  • Kareem Rush
  • Mark Madsen
  • Devean George
  • Tyronn Lue
  • Sam Jacobson

And here are first-round picks who made their debuts on teams Scott coached:

  • Tyler Zeller:
  • Dion Waiters
  • Tristan Thompson
  • Kyrie Irving
  • Christian Eyenga
  • Darren Collison
  • Julian Wright
  • Hilton Armstrong
  • Cedric Simmons
  • Chris Paul
  • J.R. Smith
  • Zoran Planinic
  • Brandon Armstrong
  • Jason Collins
  • Richard Jefferson
  • Kenyon Martin

Scott seems to have a much better record of player development than Kobe, both are far from perfect. Perhaps, all the busts just screwed it up themselves, but I think it’s more likely neither Scott nor Kobe provide a perfect Petri dish for rookies to grow.

Unquestionably, Randle can learn from Kobe and Scott. And, so far, it seems Randle has the talent to succeed.

But even if Randle takes every reasonable step, it’s still possible he fails as an NBA player. It’s far to soon to declare he’ll make it – even with Kobe and Scott around.

Report: Chandler Parsons was ‘Cleveland’s guy’ if Cavaliers failed to land LeBron James


Before last season began, the Cavaliers were aggressive in free agency, foregoing a more traditional strategy by signing free agents that the team believed would help them improve immediately, and certainly enough to make the playoffs in the watered-down Eastern Conference.
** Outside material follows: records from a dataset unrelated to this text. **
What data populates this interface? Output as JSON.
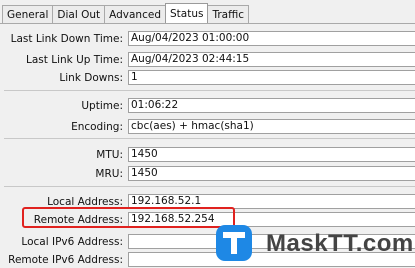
{
  "tabs": [
    {
      "label": "General"
    },
    {
      "label": "Dial Out"
    },
    {
      "label": "Advanced"
    },
    {
      "label": "Status"
    },
    {
      "label": "Traffic"
    }
  ],
  "active_tab": "Status",
  "status": {
    "last_link_down_time": {
      "label": "Last Link Down Time:",
      "value": "Aug/04/2023 01:00:00"
    },
    "last_link_up_time": {
      "label": "Last Link Up Time:",
      "value": "Aug/04/2023 02:44:15"
    },
    "link_downs": {
      "label": "Link Downs:",
      "value": "1"
    },
    "uptime": {
      "label": "Uptime:",
      "value": "01:06:22"
    },
    "encoding": {
      "label": "Encoding:",
      "value": "cbc(aes) + hmac(sha1)"
    },
    "mtu": {
      "label": "MTU:",
      "value": "1450"
    },
    "mru": {
      "label": "MRU:",
      "value": "1450"
    },
    "local_address": {
      "label": "Local Address:",
      "value": "192.168.52.1"
    },
    "remote_address": {
      "label": "Remote Address:",
      "value": "192.168.52.254"
    },
    "local_ipv6_address": {
      "label": "Local IPv6 Address:",
      "value": ""
    },
    "remote_ipv6_address": {
      "label": "Remote IPv6 Address:",
      "value": ""
    }
  },
  "highlight_color": "#e0221f",
  "watermark": {
    "text": "MaskTT.com",
    "badge_letter": "T",
    "badge_color": "#1e88e5"
  }
}
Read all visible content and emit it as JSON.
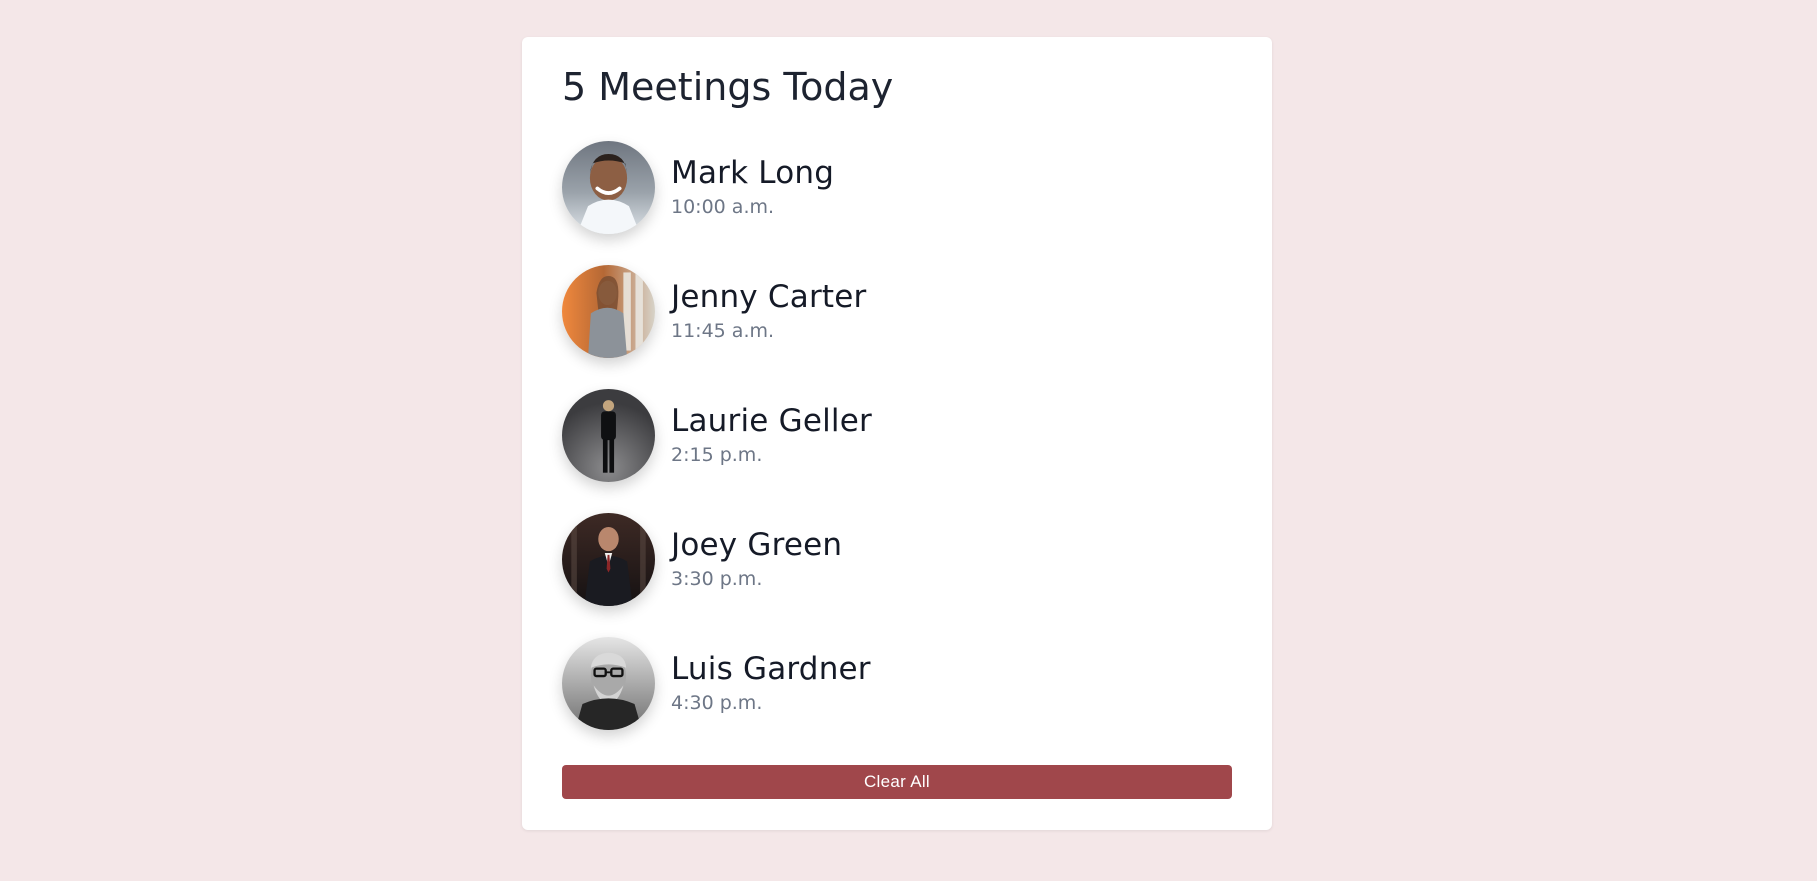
{
  "card": {
    "title": "5 Meetings Today",
    "meetings": [
      {
        "name": "Mark Long",
        "time": "10:00 a.m.",
        "avatar": "avatar-mark-long"
      },
      {
        "name": "Jenny Carter",
        "time": "11:45 a.m.",
        "avatar": "avatar-jenny-carter"
      },
      {
        "name": "Laurie Geller",
        "time": "2:15 p.m.",
        "avatar": "avatar-laurie-geller"
      },
      {
        "name": "Joey Green",
        "time": "3:30 p.m.",
        "avatar": "avatar-joey-green"
      },
      {
        "name": "Luis Gardner",
        "time": "4:30 p.m.",
        "avatar": "avatar-luis-gardner"
      }
    ],
    "clear_label": "Clear All"
  },
  "colors": {
    "background": "#f4e7e8",
    "card": "#ffffff",
    "button": "#a0474b",
    "name_text": "#151a27",
    "time_text": "#6d7686"
  }
}
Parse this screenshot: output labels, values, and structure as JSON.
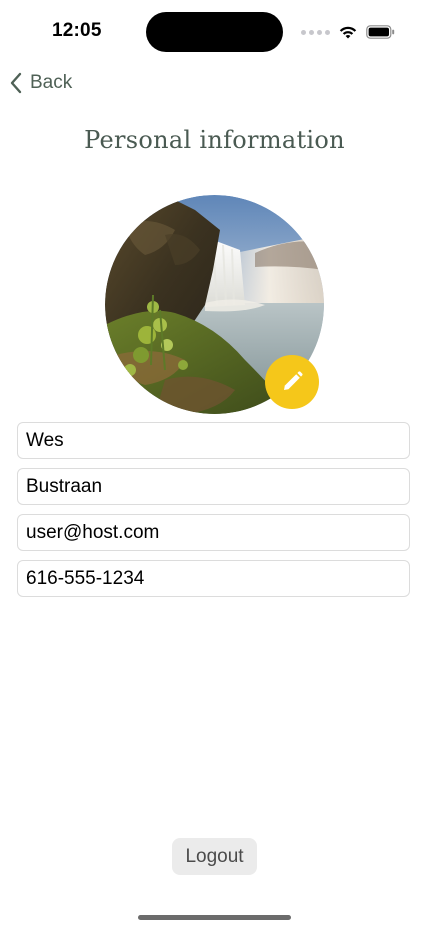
{
  "status_bar": {
    "time": "12:05",
    "icons": [
      "cellular-signal-icon",
      "wifi-icon",
      "battery-icon"
    ]
  },
  "nav": {
    "back_label": "Back",
    "back_icon": "chevron-left-icon"
  },
  "page": {
    "title": "Personal information"
  },
  "profile": {
    "avatar": "waterfall-landscape-photo",
    "edit_icon": "pencil-icon"
  },
  "form": {
    "first_name": "Wes",
    "last_name": "Bustraan",
    "email": "user@host.com",
    "phone": "616-555-1234"
  },
  "actions": {
    "logout_label": "Logout"
  },
  "colors": {
    "accent_yellow": "#f5c71a",
    "title_green": "#4a5a52",
    "back_green": "#4f6156",
    "field_border": "#dcdcdc",
    "logout_bg": "#ebebeb"
  }
}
It’s just that none of those moves worked out.

Cleveland signed Earl Clark after he had his best season with the Lakers, and added Jarrett Jack after he was a key component on a playoff team in Golden State. And, perhaps most foolishly, the team took a chance on Andrew Bynum, which ended in about as messy a divorce as possible.

The point, here, is that the Cavaliers have proven that they would go out and add players in free agency, even if the decisions about specific players were questionable, at best. LeBron James and Kevin Love solved the organization’s problems in that area this summer, but had James chosen to remain in Miami, another curious roster move was reportedly on the horizon.

From Marc Stein of ESPN.com:

Yet the most serious early interest in Parsons in 2014 free agency actually came from Cleveland. It was widely assumed in Mavericks circles that Dallas would turn its attentions to Parsons once formally eliminated as an option by Melo and LeBron, but sources told ESPN.com that Parsons — before things really heated up with his eventual new employers — found himself being recruited by another All-Star peer he regards as a friend: Cavaliers guard Kyrie Irving.

Sources say the Cavs, furthermore, would soon inform Parsons he was “Cleveland’s guy” if their ambitious bid to bring LeBron home unraveled.

This detail comes from a longer look at Parsons’ journey as an unrestricted free agent, which ended with the Rockets not matching the three-year offer sheet tendered by the Mavericks.

It’s unclear if Parsons would have considered the Cavaliers as a real option, because like so many NBA cities, Cleveland is undesirable to free agents anytime LeBron doesn’t happen to be firmly in place on the team’s roster. But would he, by himself, really have been enough to push the team to a higher level, and one capable of consistent postseason contention? And, would the salary the Cavaliers committed have prevented the team from making smarter upgrades that would have better-positioned them for long-term success?

Thankfully in Cleveland, these are difficult questions that now don’t need to be answered.